Here is the canvas I’ve been working on to recreate the first image. Obviously there are differences in color, composition, and marks. I’m going to continue to work on this and see how it goes. There is a lot to be said of spontaneity. That is starting and creating directly on the canvas and then using a program to tweak the results.

I’m continuing this piece. It is a work in progress. I’ve just added the orange and now I’m letting it dry before I proceed. It’s scary touching a picture but it’s just paint. I keep telling myself that anyway. No pain, no gain.

I’ve continued to work on this piece. Now I’m adding what I call is the jewelry of a picture. The jewelry is those last touches that give it that pizazz. I don’t know if I’m finished. If you have any suggestions out there, I’d love to hear them.

Commission Works

It’s an amazing feeling when someone likes your work enough to purchase it. And even more special if they chosen you to do a special piece for them or a friend. Commissions are challenging because you’re not just pleasing yourself but you want to meet the expectations of the person who has asked you to create their piece.

Below are some commissions I’ve done. Yes, they are dogs. People love their pets and is a typical subject for commissions.

This little guy was painted as a gift for a friend. It’s done in oil and is a small format of 8″ by 10″.

I painted this as a wedding gift. This is oil and again a small format of 9″ by 12″.

This is Bailey. It is my most recent commission. The medium is oil and the format is 16″ by 20″.

Prices range from $150 to 350$.

Creating an Abstract

Creating an abstract is a difficult genre. It needs balance, composition, and all the components of any great work of art regardless of genre. I thought I would go though a few steps in creating one of my pieces.

This is the beginning of a piece. I’m really just playing by creating marks and using a water bottle.

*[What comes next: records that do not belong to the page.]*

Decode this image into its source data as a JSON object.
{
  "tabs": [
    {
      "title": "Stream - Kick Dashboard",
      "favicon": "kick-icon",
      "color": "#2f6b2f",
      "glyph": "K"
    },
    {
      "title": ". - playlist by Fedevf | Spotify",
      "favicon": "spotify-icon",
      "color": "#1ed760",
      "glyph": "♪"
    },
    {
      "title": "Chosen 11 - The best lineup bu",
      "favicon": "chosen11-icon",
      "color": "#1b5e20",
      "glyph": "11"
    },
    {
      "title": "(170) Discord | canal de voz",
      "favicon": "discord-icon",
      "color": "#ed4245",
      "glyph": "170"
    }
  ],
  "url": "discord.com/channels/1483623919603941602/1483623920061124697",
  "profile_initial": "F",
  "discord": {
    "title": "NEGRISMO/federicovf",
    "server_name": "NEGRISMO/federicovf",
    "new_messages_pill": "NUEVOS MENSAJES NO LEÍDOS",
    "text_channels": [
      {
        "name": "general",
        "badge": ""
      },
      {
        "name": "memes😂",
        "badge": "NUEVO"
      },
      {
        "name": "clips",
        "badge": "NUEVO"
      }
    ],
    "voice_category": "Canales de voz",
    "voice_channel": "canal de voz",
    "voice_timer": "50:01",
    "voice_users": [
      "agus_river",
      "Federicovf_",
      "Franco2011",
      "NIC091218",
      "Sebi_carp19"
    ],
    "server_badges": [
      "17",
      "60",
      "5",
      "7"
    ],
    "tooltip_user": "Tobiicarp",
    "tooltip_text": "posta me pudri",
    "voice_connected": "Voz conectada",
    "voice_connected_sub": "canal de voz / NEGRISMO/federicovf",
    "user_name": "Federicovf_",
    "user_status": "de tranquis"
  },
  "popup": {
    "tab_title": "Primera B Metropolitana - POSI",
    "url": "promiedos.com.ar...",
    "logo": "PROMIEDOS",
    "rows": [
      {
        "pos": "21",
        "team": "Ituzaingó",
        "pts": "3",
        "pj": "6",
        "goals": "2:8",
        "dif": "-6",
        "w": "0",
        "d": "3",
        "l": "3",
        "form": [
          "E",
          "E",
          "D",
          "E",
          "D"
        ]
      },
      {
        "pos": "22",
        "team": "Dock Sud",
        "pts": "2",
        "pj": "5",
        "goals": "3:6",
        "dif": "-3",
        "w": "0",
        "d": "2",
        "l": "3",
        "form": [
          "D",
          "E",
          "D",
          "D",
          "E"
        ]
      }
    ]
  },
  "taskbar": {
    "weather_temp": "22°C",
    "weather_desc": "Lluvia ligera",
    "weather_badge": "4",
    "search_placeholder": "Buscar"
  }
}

In this image, I’ve stated editing by removing shapes I’m not happy with and keeping those that work for me.
I’m continuing the editing process.
And finally I reach a stage I’m happy with. How do I know I’m finished. Because adding or subtracting will not improve upon what I have.